Investors are increasingly looking to diversify their retirement accounts with nontraded alternative assets like real estate and private equity, according to a survey released Tuesday by Pensco. In the survey of almost 1,000 investors, 62 percent said they’ve increased their allocation to nontraded alts or have plans to do so. Another quarter plan to increase their allocation in the next five years.
“Our survey found that compared to last year, investors now experience fewer hurdles to investing in nontraded alternatives, and they possess a better understanding of how to use an IRA to invest in various alternative asset classes,” Kelly Rodriques, chief executive officer of Pensco, said in a statement.
Rodriques said the increase in use of nontraded alternative investments in IRAs is a result of both more volatility and a better understanding among investors of how they work.

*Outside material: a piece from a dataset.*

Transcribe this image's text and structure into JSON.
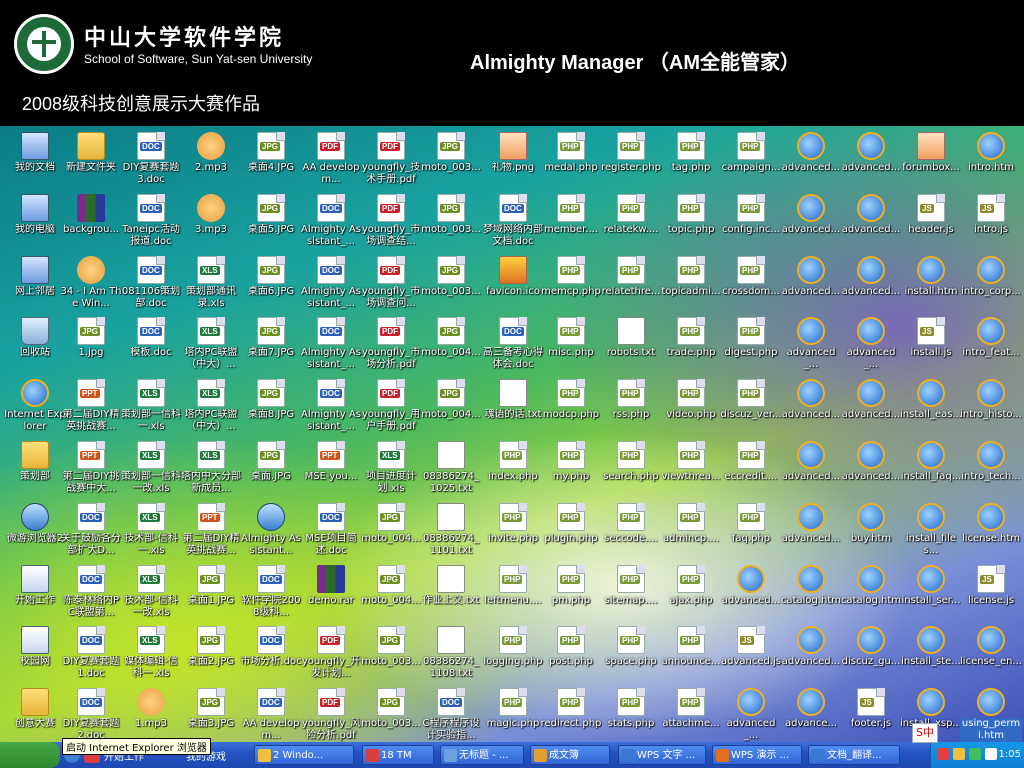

“As the market continues showing signs of volatility and as individuals increasingly understand the potential benefits of adding alternative assets to their portfolios, we anticipate that self-directed IRA investors will continue pursuing nontraded alternatives that have different risk and return profiles from traditional stocks and bonds,” he said.
In addition to looking for more diversification, investors said they were interested in nontraded alts for their opportunity to invest in businesses, sectors, and industries they’re familiar with.

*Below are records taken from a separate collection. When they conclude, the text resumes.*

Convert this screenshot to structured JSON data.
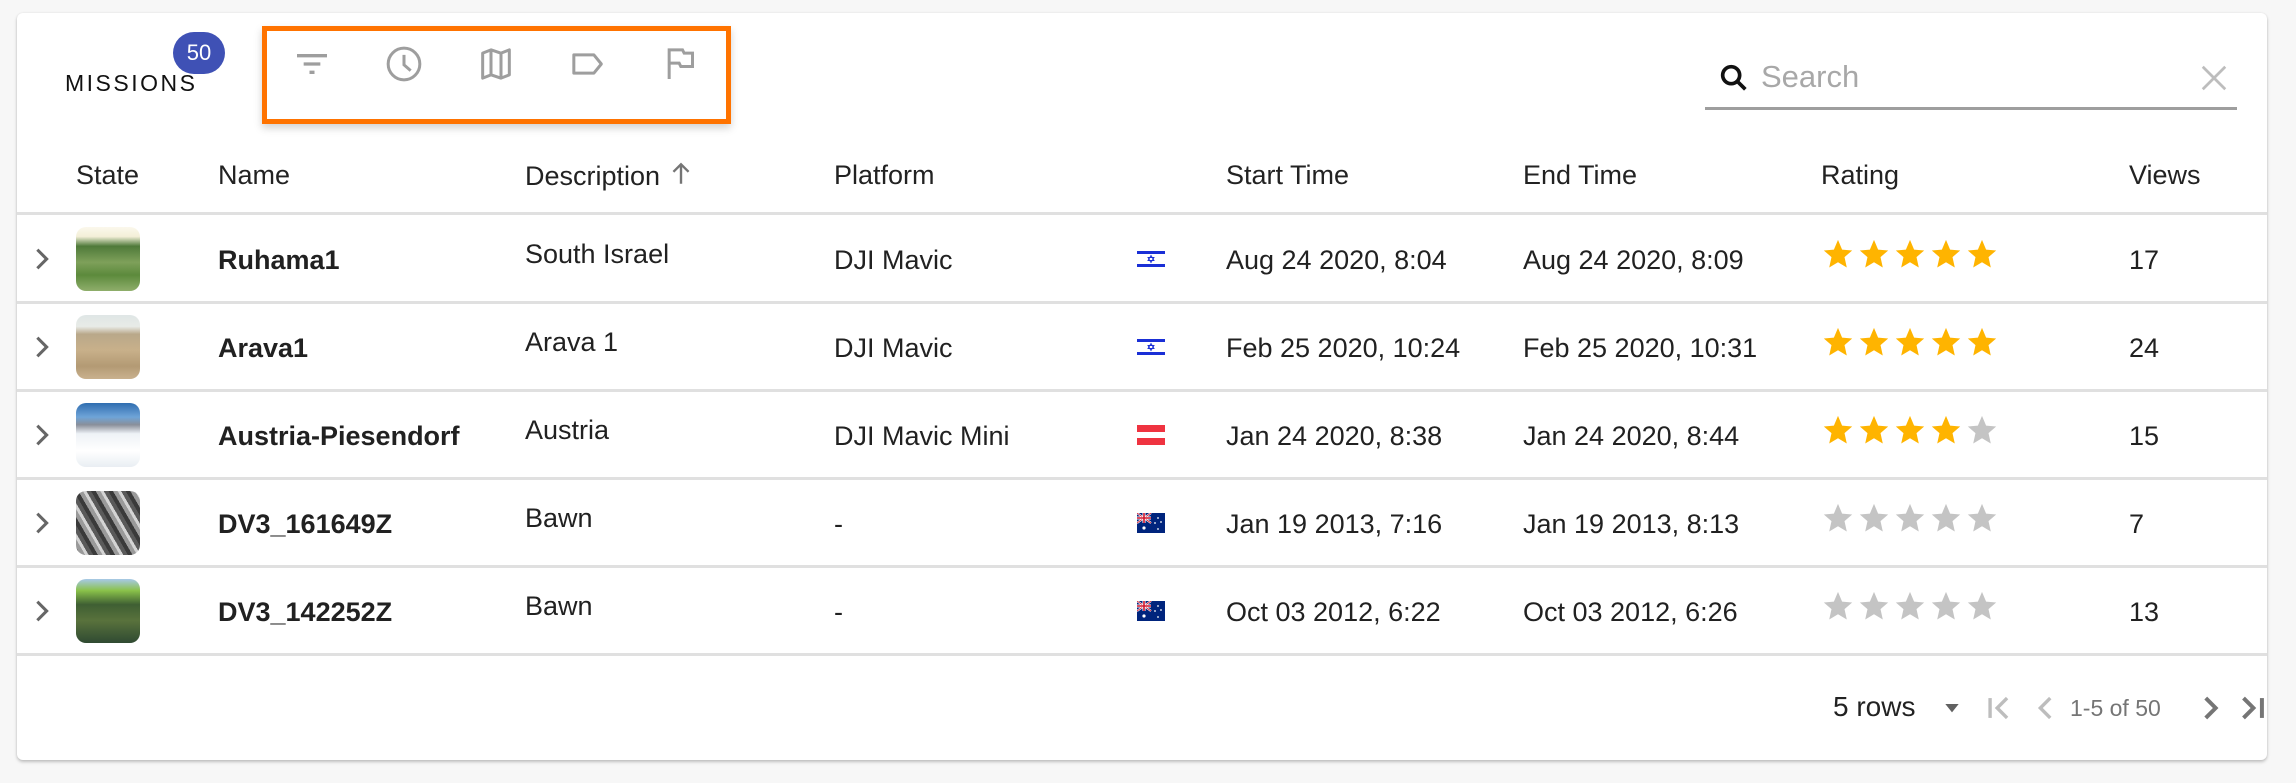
{
  "header": {
    "title": "MISSIONS",
    "badge_count": "50",
    "toolbar_icons": [
      "filter-icon",
      "clock-icon",
      "map-icon",
      "label-icon",
      "flag-icon"
    ],
    "toolbar_highlight_color": "#ff7300",
    "badge_color": "#3f51b5"
  },
  "search": {
    "placeholder": "Search",
    "value": ""
  },
  "table": {
    "columns": [
      "State",
      "Name",
      "Description",
      "Platform",
      "",
      "Start Time",
      "End Time",
      "Rating",
      "Views"
    ],
    "sorted_column": "Description",
    "sort_direction": "ascending",
    "rows": [
      {
        "name": "Ruhama1",
        "description": "South Israel",
        "platform": "DJI Mavic",
        "country": "Israel",
        "start": "Aug 24 2020, 8:04",
        "end": "Aug 24 2020, 8:09",
        "rating": 5,
        "views": "17"
      },
      {
        "name": "Arava1",
        "description": "Arava 1",
        "platform": "DJI Mavic",
        "country": "Israel",
        "start": "Feb 25 2020, 10:24",
        "end": "Feb 25 2020, 10:31",
        "rating": 5,
        "views": "24"
      },
      {
        "name": "Austria-Piesendorf",
        "description": "Austria",
        "platform": "DJI Mavic Mini",
        "country": "Austria",
        "start": "Jan 24 2020, 8:38",
        "end": "Jan 24 2020, 8:44",
        "rating": 4,
        "views": "15"
      },
      {
        "name": "DV3_161649Z",
        "description": "Bawn",
        "platform": "-",
        "country": "Australia",
        "start": "Jan 19 2013, 7:16",
        "end": "Jan 19 2013, 8:13",
        "rating": 0,
        "views": "7"
      },
      {
        "name": "DV3_142252Z",
        "description": "Bawn",
        "platform": "-",
        "country": "Australia",
        "start": "Oct 03 2012, 6:22",
        "end": "Oct 03 2012, 6:26",
        "rating": 0,
        "views": "13"
      }
    ],
    "rating_max": 5,
    "star_color_on": "#ffb400",
    "star_color_off": "#c4c4c4"
  },
  "pagination": {
    "rows_per_page": "5 rows",
    "range": "1-5 of 50"
  }
}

Real estate and private equity are the most popular asset classes, particularly real estate. More than half of respondents said they will increase their allocation to real estate investments, including single-family investment property and nontraded REITs. A quarter said they will increase their private equity allocation with investments in startups or funds.

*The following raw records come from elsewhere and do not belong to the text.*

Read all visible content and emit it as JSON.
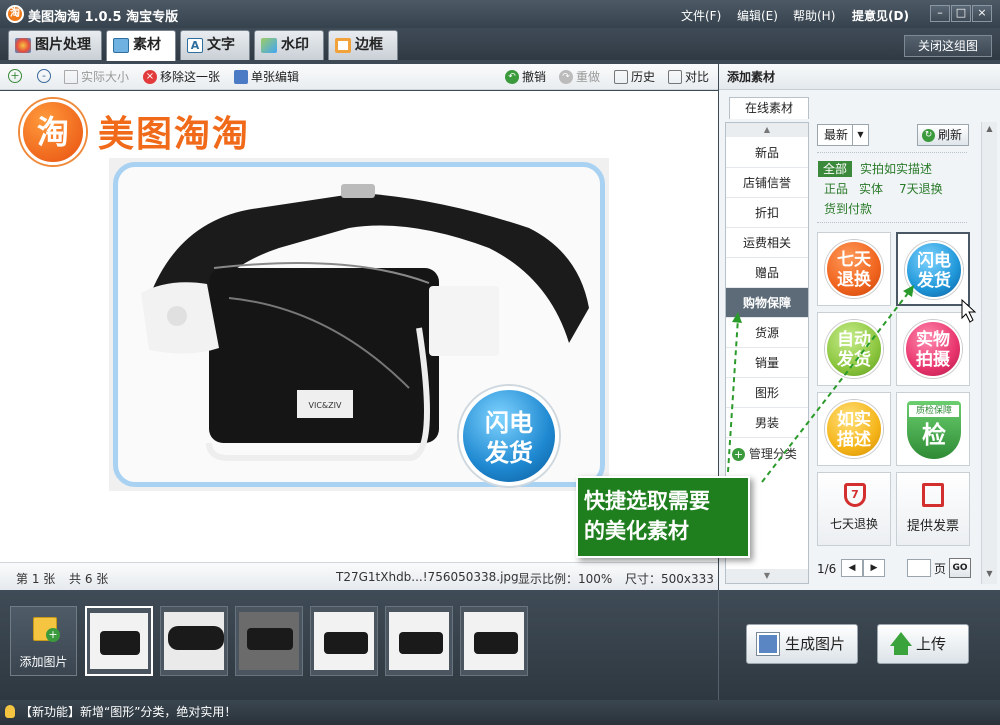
{
  "app": {
    "title": "美图淘淘 1.0.5 淘宝专版",
    "icon_glyph": "淘"
  },
  "menu": {
    "file": "文件(F)",
    "edit": "编辑(E)",
    "help": "帮助(H)",
    "feedback": "提意见(D)"
  },
  "window": {
    "minimize": "–",
    "maximize": "□",
    "close": "×"
  },
  "tabs": [
    {
      "label": "图片处理"
    },
    {
      "label": "素材"
    },
    {
      "label": "文字"
    },
    {
      "label": "水印"
    },
    {
      "label": "边框"
    }
  ],
  "close_group": "关闭这组图",
  "toolbar": {
    "actual_size": "实际大小",
    "remove_one": "移除这一张",
    "single_edit": "单张编辑",
    "undo": "撤销",
    "redo": "重做",
    "history": "历史",
    "compare": "对比"
  },
  "canvas": {
    "logo_text": "美图淘淘",
    "logo_glyph": "淘",
    "watermark_badge": [
      "闪电",
      "发货"
    ],
    "bag_label": "VIC&ZIV"
  },
  "status": {
    "current": "第 1 张",
    "total": "共 6 张",
    "filename": "T27G1tXhdb...!756050338.jpg",
    "zoom": "显示比例：100%",
    "size": "尺寸：500x333"
  },
  "panel": {
    "title": "添加素材",
    "online_tab": "在线素材",
    "sort_value": "最新",
    "refresh": "刷新",
    "filters": [
      "全部",
      "实拍如实描述",
      "正品",
      "实体",
      "7天退换",
      "货到付款"
    ],
    "categories": [
      "新品",
      "店铺信誉",
      "折扣",
      "运费相关",
      "赠品",
      "购物保障",
      "货源",
      "销量",
      "图形",
      "男装"
    ],
    "manage": "管理分类",
    "materials": [
      {
        "lines": [
          "七天",
          "退换"
        ],
        "color": "#f0641e"
      },
      {
        "lines": [
          "闪电",
          "发货"
        ],
        "color": "#1e96d8"
      },
      {
        "lines": [
          "自动",
          "发货"
        ],
        "color": "#8cc63f"
      },
      {
        "lines": [
          "实物",
          "拍摄"
        ],
        "color": "#e8356d"
      },
      {
        "lines": [
          "如实",
          "描述"
        ],
        "color": "#f5b51a"
      },
      {
        "lines": [
          "质检保障",
          "检"
        ],
        "color": "#4caf50"
      },
      {
        "lines": [
          "七天退换"
        ],
        "color": "#d32f2f"
      },
      {
        "lines": [
          "提供发票"
        ],
        "color": "#d32f2f"
      }
    ],
    "pager": {
      "page": "1/6",
      "page_label": "页",
      "go": "GO"
    }
  },
  "callout": [
    "快捷选取需要",
    "的美化素材"
  ],
  "bottom": {
    "add_picture": "添加图片",
    "generate": "生成图片",
    "upload": "上传"
  },
  "news": "【新功能】新增“图形”分类，绝对实用！",
  "colors": {
    "accent_green": "#1f7f1f",
    "title_bar": "#3d4a56",
    "logo_orange": "#f07a1a"
  }
}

Pensco noted that new account activity at the firm has shown similar trends. Over a third of new accounts at Pensco in the first nine months of the year were invested in private equity, and 32 percent in real estate.
“Real estate is popular among self-directed IRA clients because of its potential for income generation and hedging against inflation, while private equity offers investors with long investment horizons the potential for growth,” said Rodriques.
Rodriques predicts the SEC’s recent approval of crowdfunding rules regarding Title III of the JOBS Act will only increase investor interest in nontraded alternative investments. Thirty percent of respondents said they already have some understanding of how to invest in private equity through a crowdfunding platform.
However, he warned that self-directed investors are a prime target for companies trying to raise capital through the new rules and that more education is needed.
“Starting next year, the general public will be able to buy shares of private companies that are issued on securities crowdfunding platforms, which means that the need for investor education on the topic is greater than ever before,” he said. “We expect capital raisers to tap self-directed IRA investors for funding through crowdfunding vehicles.”
He added that interest will come from both sides, though. “We also anticipate increased interest from individuals looking to use retirement funds to invest in equity crowdfunding opportunities, leading to the overall growth of the self-directed IRA market,” he said.